_Material provided_.
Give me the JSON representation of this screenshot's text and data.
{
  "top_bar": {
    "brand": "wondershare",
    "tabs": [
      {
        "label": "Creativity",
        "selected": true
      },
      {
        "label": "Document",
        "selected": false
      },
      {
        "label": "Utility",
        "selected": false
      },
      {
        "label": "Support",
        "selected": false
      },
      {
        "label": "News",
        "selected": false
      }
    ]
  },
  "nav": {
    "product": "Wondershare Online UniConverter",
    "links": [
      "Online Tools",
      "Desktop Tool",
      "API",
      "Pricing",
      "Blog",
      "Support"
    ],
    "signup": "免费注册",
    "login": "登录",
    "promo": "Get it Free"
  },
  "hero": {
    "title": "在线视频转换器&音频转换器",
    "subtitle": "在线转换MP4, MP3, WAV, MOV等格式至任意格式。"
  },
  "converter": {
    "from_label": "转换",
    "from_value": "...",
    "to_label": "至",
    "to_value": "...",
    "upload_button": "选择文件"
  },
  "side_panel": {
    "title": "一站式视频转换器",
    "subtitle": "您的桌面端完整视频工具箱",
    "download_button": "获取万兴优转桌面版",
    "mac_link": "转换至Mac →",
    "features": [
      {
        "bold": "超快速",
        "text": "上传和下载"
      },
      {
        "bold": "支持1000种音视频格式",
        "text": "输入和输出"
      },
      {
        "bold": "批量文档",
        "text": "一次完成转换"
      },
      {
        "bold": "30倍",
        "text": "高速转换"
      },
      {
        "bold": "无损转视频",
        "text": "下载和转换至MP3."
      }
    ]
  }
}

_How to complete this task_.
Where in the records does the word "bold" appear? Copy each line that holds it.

_Written response_.
        "bold": "超快速",
        "bold": "支持1000种音视频格式",
        "bold": "批量文档",
        "bold": "30倍",
        "bold": "无损转视频",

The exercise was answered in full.